If the operator wishes to cut-in on the receiver, he will
plug one end of the patch cord into jack H, the other end
into jack C.
The transfer panels for the TRANSMITTER and RADIO-PHONE unit are slightly different from the RECEIVER panel.
The SOCKETS resemble vacuum tube sockets. The PLUG is
similar to the base of a vacuum tube. The plug is prevented from slipping out of the socket by a COLLAR that
fits over the plug and screws tightly to the base.
The spacing and the size of holes in the sockets prevent
you from inserting the plug into a socket incorrectly.
The RELAY is the device that really makes a remote CONTROL system work. You first heard about the relay in
BASIC ELECTRICITY. Here is a brief explanation of its
Figure 135.-Basic relay circuit.
In figure 135 when switch SW is closed, the electromagnet is energized and pulls the armature TOWARD the
core of the magnet. When this happens, the contacts on
the armature close the circuit and turn on the light.
When the switch is opened, the contacts open and the
light goes out.
The relay in figure 135 is a single-contact, single-acting
type. In addition to this type, the Navy uses many
multiple contact and multiple pole relays. Some are designed to open one circuit and at the same time close
another. Others close two and open one.
Relays used with Navy radio equipment are divided
into three classes-OPERATIVE, PROTECTIVE, and CONTROL-according to their USE. The wide variety of applications is responsible for the many modifications in the
basic design of the relay.
Practically all Navy equipment uses a RELAY CIRCUIT
to make-and-break the transmitter circuit in forming the
dits and dahs of a code message. The use of a KEYING
RELAY has two decided advantages-SAFETY, and CONVENIENCE of installation.
The potential used to energize the relay is Low, usually
less than 10 volts a.c. or d.c. While a potential of 110
volts is not dangerous IN MOST CASES, relay keying gives
assurance to the operator that he can touch any part of
the key safely and without receiving a painful shock.
The transmitter usually is located some distance from
the operator's desk. If a relay is not used, it is necessary
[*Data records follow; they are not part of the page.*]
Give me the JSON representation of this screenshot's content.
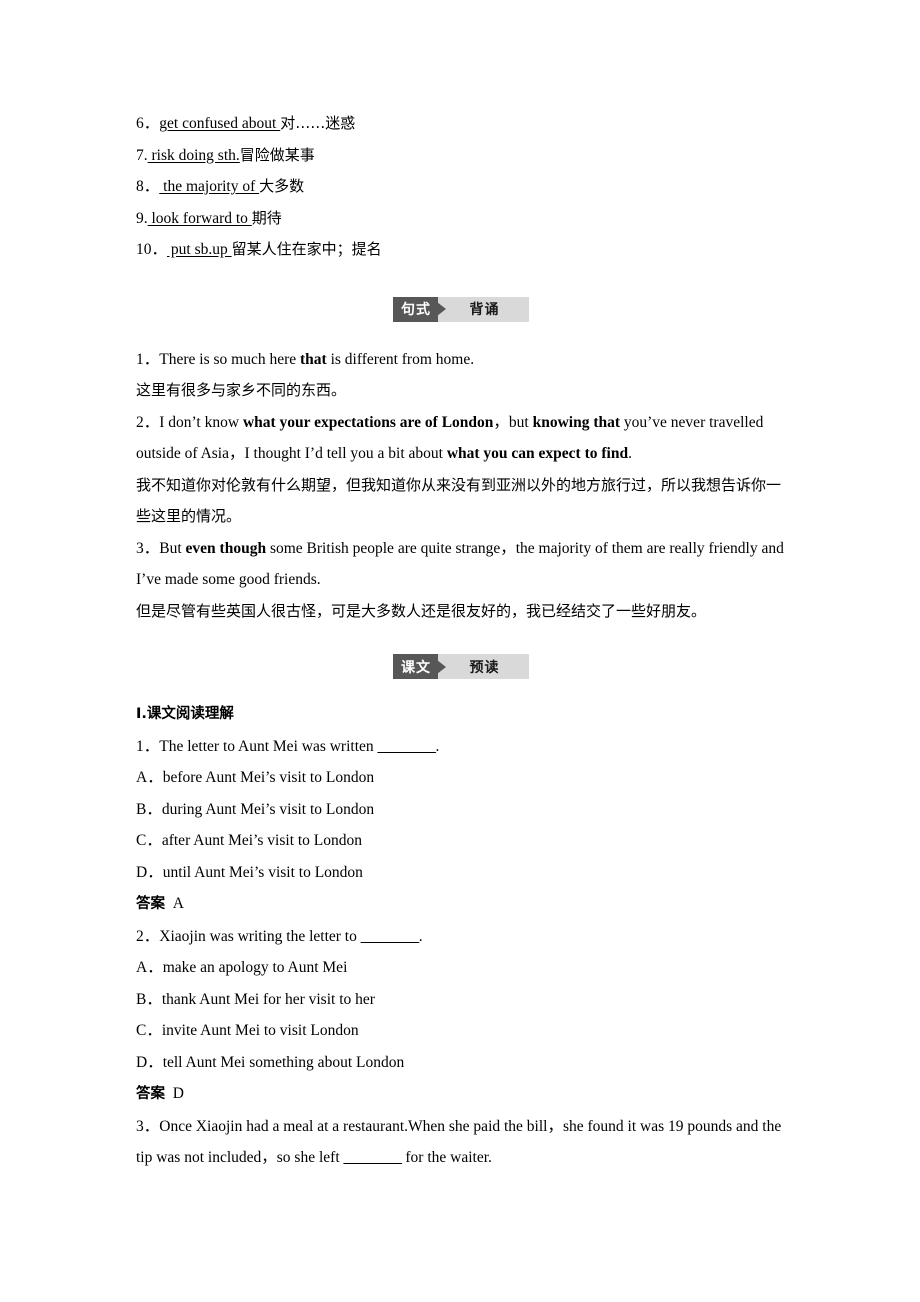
{
  "phrases": {
    "items": [
      {
        "num": "6．",
        "term": "get confused about ",
        "gloss": "对……迷惑"
      },
      {
        "num": "7.",
        "term": " risk doing sth.",
        "gloss": "冒险做某事"
      },
      {
        "num": "8．",
        "term": " the majority of ",
        "gloss": "大多数"
      },
      {
        "num": "9.",
        "term": " look forward to ",
        "gloss": " 期待"
      },
      {
        "num": "10．",
        "term": " put sb.up ",
        "gloss": "留某人住在家中；提名"
      }
    ]
  },
  "badge_sentences": {
    "left": "句式",
    "right": "背诵"
  },
  "badge_text": {
    "left": "课文",
    "right": "预读"
  },
  "sentences": [
    {
      "num": "1．",
      "en_parts": [
        {
          "t": "There is so much here ",
          "b": false
        },
        {
          "t": "that",
          "b": true
        },
        {
          "t": " is different from home.",
          "b": false
        }
      ],
      "cn": "这里有很多与家乡不同的东西。"
    },
    {
      "num": "2．",
      "en_parts": [
        {
          "t": "I don’t know ",
          "b": false
        },
        {
          "t": "what your expectations are of London",
          "b": true
        },
        {
          "t": "，but ",
          "b": false
        },
        {
          "t": "knowing that",
          "b": true
        },
        {
          "t": " you’ve never travelled outside of Asia，I thought I’d tell you a bit about ",
          "b": false
        },
        {
          "t": "what you can expect to find",
          "b": true
        },
        {
          "t": ".",
          "b": false
        }
      ],
      "cn": "我不知道你对伦敦有什么期望，但我知道你从来没有到亚洲以外的地方旅行过，所以我想告诉你一些这里的情况。"
    },
    {
      "num": "3．",
      "en_parts": [
        {
          "t": "But ",
          "b": false
        },
        {
          "t": "even though",
          "b": true
        },
        {
          "t": " some British people are quite strange，the majority of them are really friendly and I’ve made some good friends.",
          "b": false
        }
      ],
      "cn": "但是尽管有些英国人很古怪，可是大多数人还是很友好的，我已经结交了一些好朋友。"
    }
  ],
  "reading": {
    "heading": "Ⅰ.课文阅读理解",
    "answer_label": "答案",
    "blank": "________",
    "questions": [
      {
        "num": "1．",
        "stem_before": "The letter to Aunt Mei was written ",
        "stem_after": ".",
        "options": [
          "A．before Aunt Mei’s visit to London",
          "B．during Aunt Mei’s visit to London",
          "C．after Aunt Mei’s visit to London",
          "D．until Aunt Mei’s visit to London"
        ],
        "answer": "A"
      },
      {
        "num": "2．",
        "stem_before": "Xiaojin was writing the letter to ",
        "stem_after": ".",
        "options": [
          "A．make an apology to Aunt Mei",
          "B．thank Aunt Mei for her visit to her",
          "C．invite Aunt Mei to visit London",
          "D．tell Aunt Mei something about London"
        ],
        "answer": "D"
      }
    ],
    "question3": {
      "num": "3．",
      "part1": "Once Xiaojin had a meal at a restaurant.When she paid the bill，she found it was 19 pounds and the tip was not included，so she left ",
      "part2": " for the waiter."
    }
  }
}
to run the HIGH-VOLTAGE lines a considerable distance to
reach the key. But when a relay is used, the high voltages are kept completely inside the transmitter cabinet
where they belong, and you avoid the task of installing a
The use of a relay requires additional equipment, but
the convenience of installation, and the safety achieved,
more than compensate for the additional expense. Seldom will you find a keying circuit that does not use a
relay. The keying relay is an example of the OPERATIVE
TYPE of relay.
A PROTECTIVE RELAY safeguards a piece of electrical
gear from damage that may be caused by excessive current drainage. Some relays are designed to break the
circuit INSTANTLY; others have TIME DELAY features that
will permit small overloads for short periods of time.
Still others are designed to DELAY the TURNING-ON of a
high voltage until a certain length of time has elapsed.
The DELAYED ACTION RELAY POSTPONES the CLOSING of a
circuit for a certain number of seconds after the operating button is punched. This type of relay is used in
starting the transmitters. One of its actions is to defer
the turning on of the high voltage until the filaments of
the tubes are hot. Its action is not dependent upon the
overloading of a circuit, as is true with the inverse-time-delay relay.
CONTROL RELAYS are used to START and STOP electric
motors. The heavy relay that actually applies the power
to the motor is the MAIN LINE CONTACTOR. The relays
Figure 136.-Sequence closing relays used with grid and plate circuits.
that control the main line contactors are usually SERIES or
SHUNT RELAYS. All of the relay units are referred to collectively as MAGNETIC CONTROLLERS.
SEQUENCE OF CLOSING RELAY SYSTEMS
Many circuits require that the voltages be turned on in
the proper order. The grid and plate circuits of a transmitter are examples of this. If the plate potential is
turned on before the grid voltage, the tube may be damaged by excessively high current. In figure 136, the
potential applied to the grid circuit closes the plate circuit.
If anything happens to make the bias voltage fail, the
plate circuit will open, preventing damage to the tube.
Without relays, remote control systems would not be
possible, and this in turn would greatly add to the task
of operating transmitters.